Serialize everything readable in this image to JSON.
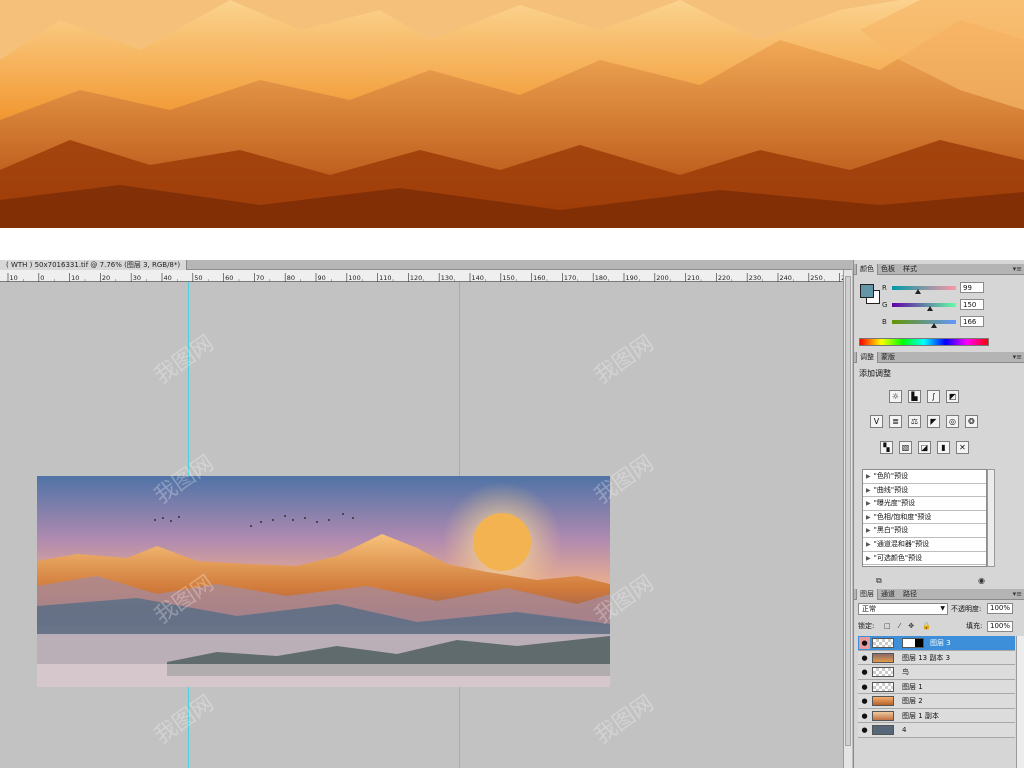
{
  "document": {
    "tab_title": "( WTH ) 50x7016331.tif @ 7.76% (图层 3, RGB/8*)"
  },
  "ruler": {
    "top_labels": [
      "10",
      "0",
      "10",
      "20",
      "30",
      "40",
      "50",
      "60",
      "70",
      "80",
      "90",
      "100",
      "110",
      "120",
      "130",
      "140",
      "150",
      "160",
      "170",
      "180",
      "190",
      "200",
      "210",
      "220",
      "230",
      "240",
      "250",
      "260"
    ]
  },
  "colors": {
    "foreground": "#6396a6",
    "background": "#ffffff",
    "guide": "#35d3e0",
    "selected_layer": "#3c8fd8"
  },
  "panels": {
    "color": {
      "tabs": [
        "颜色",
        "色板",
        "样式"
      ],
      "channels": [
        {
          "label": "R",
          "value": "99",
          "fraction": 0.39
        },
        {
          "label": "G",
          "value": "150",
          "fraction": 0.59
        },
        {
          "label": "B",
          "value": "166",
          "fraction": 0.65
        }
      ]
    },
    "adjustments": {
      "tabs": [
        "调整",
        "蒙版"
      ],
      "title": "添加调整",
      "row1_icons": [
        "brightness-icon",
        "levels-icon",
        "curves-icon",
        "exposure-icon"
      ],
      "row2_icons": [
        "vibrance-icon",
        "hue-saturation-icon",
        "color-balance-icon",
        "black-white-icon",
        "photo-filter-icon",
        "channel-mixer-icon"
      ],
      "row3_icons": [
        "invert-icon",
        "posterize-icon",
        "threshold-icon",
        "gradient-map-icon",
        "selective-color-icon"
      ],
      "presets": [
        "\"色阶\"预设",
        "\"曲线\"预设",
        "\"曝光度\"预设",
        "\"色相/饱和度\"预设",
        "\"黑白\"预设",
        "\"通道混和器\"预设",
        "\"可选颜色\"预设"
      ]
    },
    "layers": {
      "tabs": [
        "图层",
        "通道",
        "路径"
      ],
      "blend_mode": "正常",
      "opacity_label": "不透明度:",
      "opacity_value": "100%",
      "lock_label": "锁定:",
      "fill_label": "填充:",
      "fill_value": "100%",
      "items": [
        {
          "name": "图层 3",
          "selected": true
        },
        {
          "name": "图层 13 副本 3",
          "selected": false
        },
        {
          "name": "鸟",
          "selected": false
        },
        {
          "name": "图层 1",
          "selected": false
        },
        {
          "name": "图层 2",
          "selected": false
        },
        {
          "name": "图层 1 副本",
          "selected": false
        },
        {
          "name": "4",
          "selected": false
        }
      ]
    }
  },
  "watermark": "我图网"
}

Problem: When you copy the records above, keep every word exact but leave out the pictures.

Response area:
Serialize everything readable in this image to JSON.
{
  "document": {
    "tab_title": "( WTH ) 50x7016331.tif @ 7.76% (图层 3, RGB/8*)"
  },
  "ruler": {
    "top_labels": [
      "10",
      "0",
      "10",
      "20",
      "30",
      "40",
      "50",
      "60",
      "70",
      "80",
      "90",
      "100",
      "110",
      "120",
      "130",
      "140",
      "150",
      "160",
      "170",
      "180",
      "190",
      "200",
      "210",
      "220",
      "230",
      "240",
      "250",
      "260"
    ]
  },
  "colors": {
    "foreground": "#6396a6",
    "background": "#ffffff",
    "guide": "#35d3e0",
    "selected_layer": "#3c8fd8"
  },
  "panels": {
    "color": {
      "tabs": [
        "颜色",
        "色板",
        "样式"
      ],
      "channels": [
        {
          "label": "R",
          "value": "99",
          "fraction": 0.39
        },
        {
          "label": "G",
          "value": "150",
          "fraction": 0.59
        },
        {
          "label": "B",
          "value": "166",
          "fraction": 0.65
        }
      ]
    },
    "adjustments": {
      "tabs": [
        "调整",
        "蒙版"
      ],
      "title": "添加调整",
      "row1_icons": [
        "brightness-icon",
        "levels-icon",
        "curves-icon",
        "exposure-icon"
      ],
      "row2_icons": [
        "vibrance-icon",
        "hue-saturation-icon",
        "color-balance-icon",
        "black-white-icon",
        "photo-filter-icon",
        "channel-mixer-icon"
      ],
      "row3_icons": [
        "invert-icon",
        "posterize-icon",
        "threshold-icon",
        "gradient-map-icon",
        "selective-color-icon"
      ],
      "presets": [
        "\"色阶\"预设",
        "\"曲线\"预设",
        "\"曝光度\"预设",
        "\"色相/饱和度\"预设",
        "\"黑白\"预设",
        "\"通道混和器\"预设",
        "\"可选颜色\"预设"
      ]
    },
    "layers": {
      "tabs": [
        "图层",
        "通道",
        "路径"
      ],
      "blend_mode": "正常",
      "opacity_label": "不透明度:",
      "opacity_value": "100%",
      "lock_label": "锁定:",
      "fill_label": "填充:",
      "fill_value": "100%",
      "items": [
        {
          "name": "图层 3",
          "selected": true
        },
        {
          "name": "图层 13 副本 3",
          "selected": false
        },
        {
          "name": "鸟",
          "selected": false
        },
        {
          "name": "图层 1",
          "selected": false
        },
        {
          "name": "图层 2",
          "selected": false
        },
        {
          "name": "图层 1 副本",
          "selected": false
        },
        {
          "name": "4",
          "selected": false
        }
      ]
    }
  },
  "watermark": "我图网"
}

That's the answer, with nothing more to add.